2. Anyone who is sexually active can get HPV.
HPV is spread through having vaginal, anal or oral sex with someone who has the virus. It’s most commonly spread through vaginal or anal sex. HPV can be spread even when an infected person has no signs or symptoms. Symptoms may develop years after having sex with an infected partner, so it is sometimes difficult to pinpoint when you’ve become infected.
3. Understand your health risks.
There are various types of HPV. Some strains of the virus may lead to health problems, such as genital warts and cervical or oral cancer. Warts often show up as a small bump or a group of bumps in the genital region. They can be small or large, raised or flat or shaped like a cauliflower. Your health care provider can diagnose warts by looking at your genital area. Cervical and oral cancers are diagnosed via screening tests.
4. Seek treatment, when necessary.

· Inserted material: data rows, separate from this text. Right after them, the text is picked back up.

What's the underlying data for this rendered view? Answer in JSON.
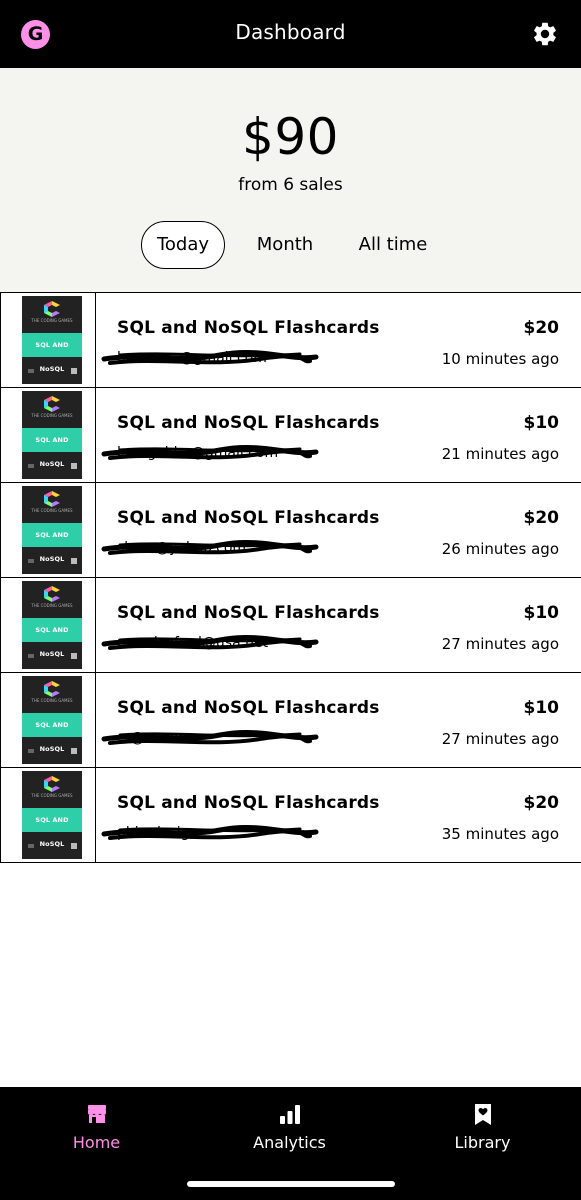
{
  "header": {
    "logo_letter": "G",
    "title": "Dashboard",
    "settings_icon": "gear-icon",
    "brand_color": "#ff90e8"
  },
  "summary": {
    "amount": "$90",
    "subtitle": "from 6 sales"
  },
  "tabs": [
    {
      "label": "Today",
      "selected": true
    },
    {
      "label": "Month",
      "selected": false
    },
    {
      "label": "All time",
      "selected": false
    }
  ],
  "sales": [
    {
      "product": "SQL and NoSQL Flashcards",
      "email": "hernan...@gmail.com",
      "price": "$20",
      "time": "10 minutes ago"
    },
    {
      "product": "SQL and NoSQL Flashcards",
      "email": "lar...gold...@gmail.com",
      "price": "$10",
      "time": "21 minutes ago"
    },
    {
      "product": "SQL and NoSQL Flashcards",
      "email": "sha...@yahoo.com",
      "price": "$20",
      "time": "26 minutes ago"
    },
    {
      "product": "SQL and NoSQL Flashcards",
      "email": "mauriceford@usa.net",
      "price": "$10",
      "time": "27 minutes ago"
    },
    {
      "product": "SQL and NoSQL Flashcards",
      "email": "...@....com",
      "price": "$10",
      "time": "27 minutes ago"
    },
    {
      "product": "SQL and NoSQL Flashcards",
      "email": "phi...design",
      "price": "$20",
      "time": "35 minutes ago"
    }
  ],
  "product_cover": {
    "band_text": "SQL AND NoSQL",
    "brand_text": "THE CODING GAMES",
    "band_color": "#2ecfa8"
  },
  "nav": [
    {
      "label": "Home",
      "icon": "store-icon",
      "active": true
    },
    {
      "label": "Analytics",
      "icon": "bar-chart-icon",
      "active": false
    },
    {
      "label": "Library",
      "icon": "bookmark-heart-icon",
      "active": false
    }
  ]
}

Although there is no cure for the HPV virus itself yet, there are treatments available for the health problems that HPV can cause. Genital warts can be treated by your doctor with prescription medication. If you leave your warts untreated, they may go away, stay the same or increase in size or number.
5. Regular tests help keep an eye on precancerous signs.
HPV may lead to cervical cancer, in some cases. Thanks to routine Pap tests and follow-ups, when needed, doctors can track problems before cancer develops. If your doctor recommends it, you can have a colposcopy, a simple procedure that uses a magnifying lens that looks for very small abnormalities on the cervix that can’t be seen by the naked eye. The HPV test and Pap tests will help your health provider find anything precancerous long before it becomes cervical cancer.
“HPV is responsible for the vast majority of cervical cancer,” according to Lynda D. Roman, MD, division chief of gynecologic oncology at Keck Medicine of USC and associate professor of obstetrics and gynecology at the Keck School of Medicine of USC.
6. There are many treatment options for cervical cancer.
The American Cancer Society projected that 13,960 new cases of cervical cancer would be diagnosed in 2023. The good news is that cervical cancer can be treated. After establishing the stage of cervical cancer, your doctor can recommend your treatment options. The choice of treatment depends largely on the stage of the disease at the time of diagnosis. Following your doctor’s recommendations after an HPV diagnosis can help you catch precancerous signs or cancer at a very early stage.
Other HPV-related cancers are also treatable when identified early. Just remember that the overwhelming majority of HPV infections do not lead to cervical cancer.
“We all look forward to the day that we never need to see a woman prematurely lose her fertility, if not her life, to this disease,” Roman says.